Local peace activists use Lenten season to call attention to war
By luke eggleston
Sun staff writer
Each Friday throughout Lent, anti-war activists have been gathering at cathedrals throughout the Northeastern U.S. to demonstrate against the war in Iraq.
These vigils have called upon the patronage of Blessed Franz Jagerstatter, who was beatified by Cardinal Jose Saraiva Martins in Linz, Austira on Oct. 26, 2007.
Organizer and Pax Christi member Frank Woolever said that the vigils are rooted in the concept of “breaking the silence.”
“The way that it has been framed overall is breaking the silence. Breaking the silence of what war is about, how immoral this war is and with the hope that we will end the war and become more peaceful in ourselves and in others. That’s the whole idea. It’s very simple,” Woolever said.
Woolever explained that the plan for the demonstration originated when several members of the Syracuse Diocese attended Jagerstatter’s beatification, including Dick Keough and Jack Gilroy. While in Rome, Keough and Gilroy met with noted activists Bishop Thomas Gumbleton and Father Roy Bourgeois, MM.
“They were looking for a way that they could take their experience over there and move it to a different plan, a plan of prayer and action,” Woolever said.
When Gilroy returned from Jagerstatter’s beatification, he invited 12 others to come to his camp on Cayuga Lake, where the planning began in earnest. Among those from the Syracuse Diocese who attended the impromptu meeting were Fathers Tim Taugher, Fred Daley and Kevin Bunger, along with Woolever and Keough. There were six other participants from dioceses throughout the northeast, according to Woolever.
The vigils began on Ash Wednesday. Each Friday at 7 a.m., the participants gather at the Cathedral of the Immaculate Conception in downtown Syracuse to fast and pray. In the mid-afternoon, they move to nearby Plymouth Congregational Church to continue the vigil through 7 a.m. on Saturday.
Father Taugher explained that the Lenten season was selected because of its spiritual significance.
“Lent is a season of change of heart, of repentance, which is a change of heart, change of lifestyle, change of vision,” Father Taugher said. “And I think in the whole reality of what’s taken place over these five years with the war shows that we really haven’t changed much in that regard and as Catholic Christians we’re called to make a change and repent as well as mourn the dead and what new vision can we bring to this complicity in the war.”
According to the activists, Jagerstatter is a patron of the vigils.

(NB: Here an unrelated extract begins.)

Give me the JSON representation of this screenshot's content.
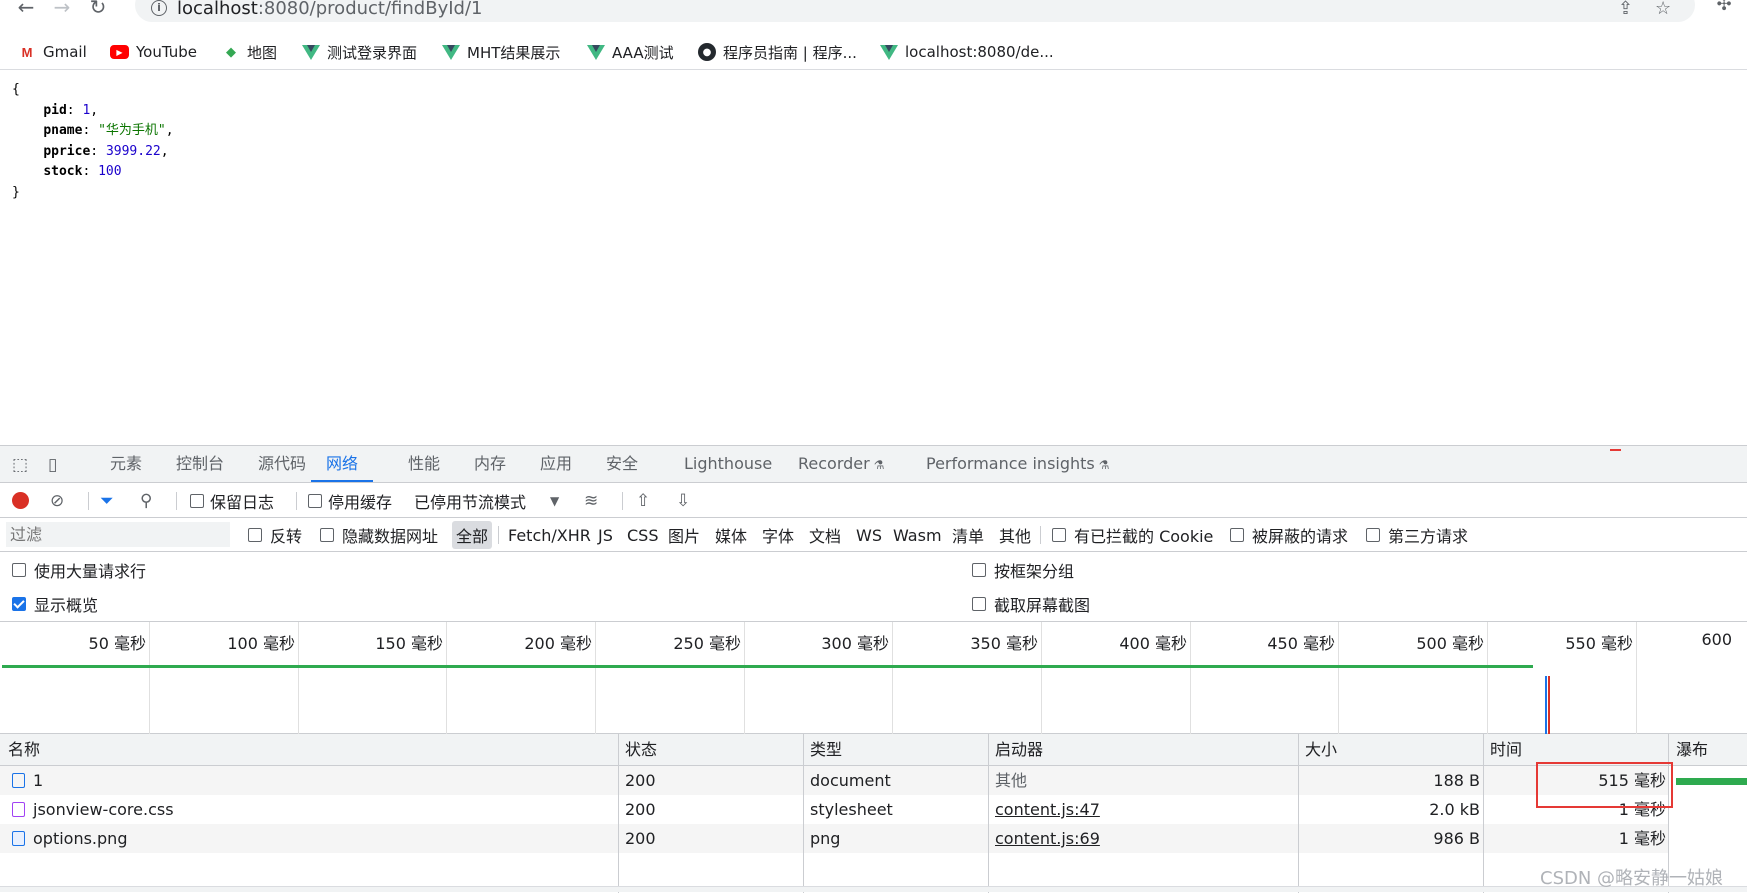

Jagerstatter was an Austrian Catholic conscientious objector who was born and lived in St. Radagund, a small village near Salzburg. During Nazi Germany’s occupation of Austria, Jagerstatter was the only resident of the village to vote against the Anschluss, or annexation.
After spending six months in the German army, Jagerstatter was released to return to his farm and he swore never to raise arms again.
In 1940, Jagerstatter was ordered to return to military duty. Although he reported to the army, he refused to serve, saying that his religion did not permit him to kill.
Jagerstatter was then arrested and subjected to a military trial in Berlin. He was found guilty of treason and was subsequently beheaded Aug. 6, 1943.
When he authorized the beatification of Jagerstatter, Pope Benedict XVI declared him to be a martyr.
“He speaks to us. He’s a person who lived back during World War II and he said no to Nazism. Not only did he say no to Nazism, he said no to an unjust war,” Father Taugher explained. “What we have here is an unjust war that’s taking place in our day and have we really spoken out against this? What risks are we willing to take to keep this from happening again but also to change the environment and the culture in our own Catholic community to be against war.”
St. Andrew the Apostle Justice and Peace community joined the participants in their vigil Feb. 22 and Feb. 23. Members of the Plymouth Congregational Church, along with Pastor Craig Schaub will participate in the vigil March 14 and March 15.
Woolever said that he hopes others will continue to join the vigil, if not in person then in empathy. He also hopes to transmit the group’s hopes for peace on to young people.
“Our hope is that other people will join in. Not necessarily that they come down here but that they get into the spirit of it and pray for the ending of the war and also the thoughts around how are we going to share it with our youth,” he said.